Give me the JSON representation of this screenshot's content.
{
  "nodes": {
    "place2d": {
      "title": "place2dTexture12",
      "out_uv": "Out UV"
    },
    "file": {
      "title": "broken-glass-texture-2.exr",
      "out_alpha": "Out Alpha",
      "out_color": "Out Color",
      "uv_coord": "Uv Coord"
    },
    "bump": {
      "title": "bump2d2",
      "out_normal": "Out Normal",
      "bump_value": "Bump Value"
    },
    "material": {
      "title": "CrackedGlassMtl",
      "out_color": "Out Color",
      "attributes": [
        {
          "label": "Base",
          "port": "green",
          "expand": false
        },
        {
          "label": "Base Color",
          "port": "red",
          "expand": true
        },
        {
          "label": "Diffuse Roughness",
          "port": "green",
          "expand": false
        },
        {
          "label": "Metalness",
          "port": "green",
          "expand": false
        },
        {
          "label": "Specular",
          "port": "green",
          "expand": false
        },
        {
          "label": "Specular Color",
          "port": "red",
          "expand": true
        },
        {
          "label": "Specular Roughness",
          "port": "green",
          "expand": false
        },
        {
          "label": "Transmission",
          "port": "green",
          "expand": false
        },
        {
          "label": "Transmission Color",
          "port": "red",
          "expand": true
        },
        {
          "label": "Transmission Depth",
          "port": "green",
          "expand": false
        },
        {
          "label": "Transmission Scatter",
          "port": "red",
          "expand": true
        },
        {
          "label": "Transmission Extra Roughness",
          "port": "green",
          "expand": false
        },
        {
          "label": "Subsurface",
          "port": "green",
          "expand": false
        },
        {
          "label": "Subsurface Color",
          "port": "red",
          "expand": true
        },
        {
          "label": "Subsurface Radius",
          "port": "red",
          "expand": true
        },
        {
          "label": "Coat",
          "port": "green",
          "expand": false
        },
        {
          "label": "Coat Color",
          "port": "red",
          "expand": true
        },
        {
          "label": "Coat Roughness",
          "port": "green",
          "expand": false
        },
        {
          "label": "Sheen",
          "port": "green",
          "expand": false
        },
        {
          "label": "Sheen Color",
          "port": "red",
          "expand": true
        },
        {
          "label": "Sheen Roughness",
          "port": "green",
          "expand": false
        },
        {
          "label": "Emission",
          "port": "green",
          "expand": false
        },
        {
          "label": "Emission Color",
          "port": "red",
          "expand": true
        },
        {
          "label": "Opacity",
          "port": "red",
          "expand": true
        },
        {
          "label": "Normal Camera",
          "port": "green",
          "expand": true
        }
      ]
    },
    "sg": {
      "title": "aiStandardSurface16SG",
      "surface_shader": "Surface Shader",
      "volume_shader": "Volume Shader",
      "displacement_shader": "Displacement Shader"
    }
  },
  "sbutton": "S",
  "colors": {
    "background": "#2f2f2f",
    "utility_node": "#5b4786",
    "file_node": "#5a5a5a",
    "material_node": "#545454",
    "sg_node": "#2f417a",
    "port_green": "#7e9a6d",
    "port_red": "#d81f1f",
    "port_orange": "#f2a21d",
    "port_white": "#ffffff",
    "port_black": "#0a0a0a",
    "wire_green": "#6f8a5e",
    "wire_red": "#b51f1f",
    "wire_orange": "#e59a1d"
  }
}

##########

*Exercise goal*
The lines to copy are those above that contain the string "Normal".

*Finished task*
      "out_normal": "Out Normal",
          "label": "Normal Camera",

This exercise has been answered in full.